Task prompt
Where does the word "value" show up in the data? Please find each such line and copy it.

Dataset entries
- - -
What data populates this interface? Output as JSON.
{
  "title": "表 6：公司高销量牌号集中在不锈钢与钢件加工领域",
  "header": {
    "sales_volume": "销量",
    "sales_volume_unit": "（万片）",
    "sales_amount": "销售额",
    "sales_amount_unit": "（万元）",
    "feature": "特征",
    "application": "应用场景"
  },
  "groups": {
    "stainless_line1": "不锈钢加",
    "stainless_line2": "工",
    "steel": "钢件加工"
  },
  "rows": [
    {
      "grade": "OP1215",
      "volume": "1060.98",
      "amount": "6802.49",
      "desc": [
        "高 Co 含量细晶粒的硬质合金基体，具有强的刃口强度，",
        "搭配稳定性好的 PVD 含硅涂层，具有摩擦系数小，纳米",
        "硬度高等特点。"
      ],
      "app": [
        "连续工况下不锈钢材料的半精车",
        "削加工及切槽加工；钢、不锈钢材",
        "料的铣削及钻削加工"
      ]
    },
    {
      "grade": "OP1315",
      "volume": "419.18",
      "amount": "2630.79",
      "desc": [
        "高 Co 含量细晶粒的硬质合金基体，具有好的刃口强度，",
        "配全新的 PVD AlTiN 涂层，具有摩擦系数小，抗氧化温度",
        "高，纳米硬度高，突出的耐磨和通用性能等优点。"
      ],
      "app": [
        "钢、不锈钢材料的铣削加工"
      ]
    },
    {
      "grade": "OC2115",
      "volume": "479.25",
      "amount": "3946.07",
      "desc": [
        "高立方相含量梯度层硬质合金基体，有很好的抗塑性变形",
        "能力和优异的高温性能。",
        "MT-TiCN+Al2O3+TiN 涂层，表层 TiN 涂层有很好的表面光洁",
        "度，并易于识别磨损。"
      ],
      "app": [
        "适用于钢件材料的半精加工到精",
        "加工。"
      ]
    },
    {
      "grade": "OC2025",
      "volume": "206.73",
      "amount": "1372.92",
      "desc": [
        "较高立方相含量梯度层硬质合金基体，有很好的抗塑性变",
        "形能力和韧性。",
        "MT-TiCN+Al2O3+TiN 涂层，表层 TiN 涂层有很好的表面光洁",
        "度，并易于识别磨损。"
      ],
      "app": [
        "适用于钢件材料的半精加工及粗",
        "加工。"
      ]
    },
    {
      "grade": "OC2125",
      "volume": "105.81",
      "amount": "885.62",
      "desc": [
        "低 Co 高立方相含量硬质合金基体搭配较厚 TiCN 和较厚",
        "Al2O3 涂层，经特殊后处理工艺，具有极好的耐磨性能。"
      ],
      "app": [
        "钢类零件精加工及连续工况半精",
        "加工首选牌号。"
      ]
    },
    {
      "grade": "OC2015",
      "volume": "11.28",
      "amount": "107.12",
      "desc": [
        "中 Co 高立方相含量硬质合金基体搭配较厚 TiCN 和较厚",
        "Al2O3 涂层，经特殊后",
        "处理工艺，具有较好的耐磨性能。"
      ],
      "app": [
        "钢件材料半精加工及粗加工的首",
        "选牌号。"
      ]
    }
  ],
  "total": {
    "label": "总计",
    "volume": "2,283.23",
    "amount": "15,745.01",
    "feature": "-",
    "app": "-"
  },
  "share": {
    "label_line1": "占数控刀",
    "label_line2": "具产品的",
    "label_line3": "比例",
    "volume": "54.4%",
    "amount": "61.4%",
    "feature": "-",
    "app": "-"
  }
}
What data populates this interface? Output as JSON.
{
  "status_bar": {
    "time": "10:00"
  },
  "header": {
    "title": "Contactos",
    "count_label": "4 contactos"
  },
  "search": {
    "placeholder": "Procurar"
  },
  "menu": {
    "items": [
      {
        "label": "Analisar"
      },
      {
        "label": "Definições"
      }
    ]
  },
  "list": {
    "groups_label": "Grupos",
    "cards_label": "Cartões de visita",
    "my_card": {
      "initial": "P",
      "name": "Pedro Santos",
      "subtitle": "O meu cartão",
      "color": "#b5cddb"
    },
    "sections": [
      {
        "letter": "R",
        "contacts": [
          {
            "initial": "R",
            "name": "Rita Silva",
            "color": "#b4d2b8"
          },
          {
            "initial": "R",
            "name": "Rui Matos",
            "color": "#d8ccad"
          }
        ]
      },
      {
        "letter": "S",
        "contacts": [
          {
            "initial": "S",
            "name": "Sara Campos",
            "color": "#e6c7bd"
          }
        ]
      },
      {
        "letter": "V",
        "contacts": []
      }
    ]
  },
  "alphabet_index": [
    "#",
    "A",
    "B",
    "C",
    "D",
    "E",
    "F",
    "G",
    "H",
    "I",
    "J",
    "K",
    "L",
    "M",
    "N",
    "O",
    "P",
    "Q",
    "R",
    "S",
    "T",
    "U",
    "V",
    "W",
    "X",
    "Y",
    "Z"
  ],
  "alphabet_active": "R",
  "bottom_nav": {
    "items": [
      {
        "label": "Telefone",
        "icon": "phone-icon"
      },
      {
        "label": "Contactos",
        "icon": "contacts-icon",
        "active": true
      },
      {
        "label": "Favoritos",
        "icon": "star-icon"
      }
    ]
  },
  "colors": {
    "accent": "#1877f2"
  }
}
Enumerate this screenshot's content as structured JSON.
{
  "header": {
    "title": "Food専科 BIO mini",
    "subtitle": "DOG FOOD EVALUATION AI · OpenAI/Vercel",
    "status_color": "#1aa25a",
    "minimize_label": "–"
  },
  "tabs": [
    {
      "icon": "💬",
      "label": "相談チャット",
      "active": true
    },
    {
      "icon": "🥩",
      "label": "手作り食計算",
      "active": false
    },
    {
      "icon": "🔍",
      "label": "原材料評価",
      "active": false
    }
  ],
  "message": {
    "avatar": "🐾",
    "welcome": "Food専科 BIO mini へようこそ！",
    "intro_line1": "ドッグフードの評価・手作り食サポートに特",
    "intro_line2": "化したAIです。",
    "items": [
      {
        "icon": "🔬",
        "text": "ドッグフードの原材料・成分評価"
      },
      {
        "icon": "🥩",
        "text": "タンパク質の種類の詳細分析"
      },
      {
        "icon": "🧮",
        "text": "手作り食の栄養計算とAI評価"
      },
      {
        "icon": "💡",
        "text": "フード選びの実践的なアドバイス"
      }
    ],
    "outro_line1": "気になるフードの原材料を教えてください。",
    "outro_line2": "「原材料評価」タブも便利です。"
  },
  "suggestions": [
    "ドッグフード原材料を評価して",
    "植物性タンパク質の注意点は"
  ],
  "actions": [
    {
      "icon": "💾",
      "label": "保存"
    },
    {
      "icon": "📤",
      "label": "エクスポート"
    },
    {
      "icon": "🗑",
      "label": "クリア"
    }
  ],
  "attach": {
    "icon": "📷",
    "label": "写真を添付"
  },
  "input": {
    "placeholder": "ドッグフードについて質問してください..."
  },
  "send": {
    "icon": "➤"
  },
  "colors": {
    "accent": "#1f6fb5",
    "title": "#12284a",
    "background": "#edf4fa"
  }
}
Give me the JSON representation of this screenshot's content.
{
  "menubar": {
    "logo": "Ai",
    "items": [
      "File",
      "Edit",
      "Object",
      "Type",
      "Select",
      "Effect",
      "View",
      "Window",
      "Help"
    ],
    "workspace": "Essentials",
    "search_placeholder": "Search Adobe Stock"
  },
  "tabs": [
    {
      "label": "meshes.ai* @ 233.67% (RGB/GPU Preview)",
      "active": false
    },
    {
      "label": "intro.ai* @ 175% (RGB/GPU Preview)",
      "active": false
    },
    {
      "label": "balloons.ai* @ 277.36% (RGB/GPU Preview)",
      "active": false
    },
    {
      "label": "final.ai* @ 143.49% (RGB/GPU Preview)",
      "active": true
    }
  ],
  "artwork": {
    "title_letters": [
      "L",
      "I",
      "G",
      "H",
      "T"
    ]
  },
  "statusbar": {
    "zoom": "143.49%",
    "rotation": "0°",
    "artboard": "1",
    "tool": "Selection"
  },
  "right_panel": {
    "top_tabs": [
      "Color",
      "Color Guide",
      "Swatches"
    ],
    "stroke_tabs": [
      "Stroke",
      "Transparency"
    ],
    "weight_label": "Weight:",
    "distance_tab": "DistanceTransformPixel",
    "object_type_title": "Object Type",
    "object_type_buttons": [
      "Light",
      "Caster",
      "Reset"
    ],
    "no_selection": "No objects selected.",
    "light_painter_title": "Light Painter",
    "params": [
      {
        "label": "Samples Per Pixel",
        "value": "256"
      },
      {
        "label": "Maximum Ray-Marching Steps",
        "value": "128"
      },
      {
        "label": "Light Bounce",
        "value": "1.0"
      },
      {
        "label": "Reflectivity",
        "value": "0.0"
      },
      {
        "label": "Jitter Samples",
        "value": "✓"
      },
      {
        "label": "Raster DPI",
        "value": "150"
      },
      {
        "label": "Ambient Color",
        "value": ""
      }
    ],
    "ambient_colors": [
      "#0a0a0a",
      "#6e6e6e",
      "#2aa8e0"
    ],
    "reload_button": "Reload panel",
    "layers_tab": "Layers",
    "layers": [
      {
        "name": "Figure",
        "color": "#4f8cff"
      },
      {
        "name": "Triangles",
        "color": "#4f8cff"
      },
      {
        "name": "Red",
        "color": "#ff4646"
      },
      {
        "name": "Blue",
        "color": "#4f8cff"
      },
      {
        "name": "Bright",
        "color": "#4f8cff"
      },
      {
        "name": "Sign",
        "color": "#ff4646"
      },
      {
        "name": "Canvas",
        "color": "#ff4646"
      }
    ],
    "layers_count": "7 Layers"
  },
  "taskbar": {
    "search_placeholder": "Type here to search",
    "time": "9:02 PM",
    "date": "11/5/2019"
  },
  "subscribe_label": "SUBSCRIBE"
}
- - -
Task response
        "value": "256"
        "value": "128"
        "value": "1.0"
        "value": "0.0"
        "value": "✓"
        "value": "150"
        "value": ""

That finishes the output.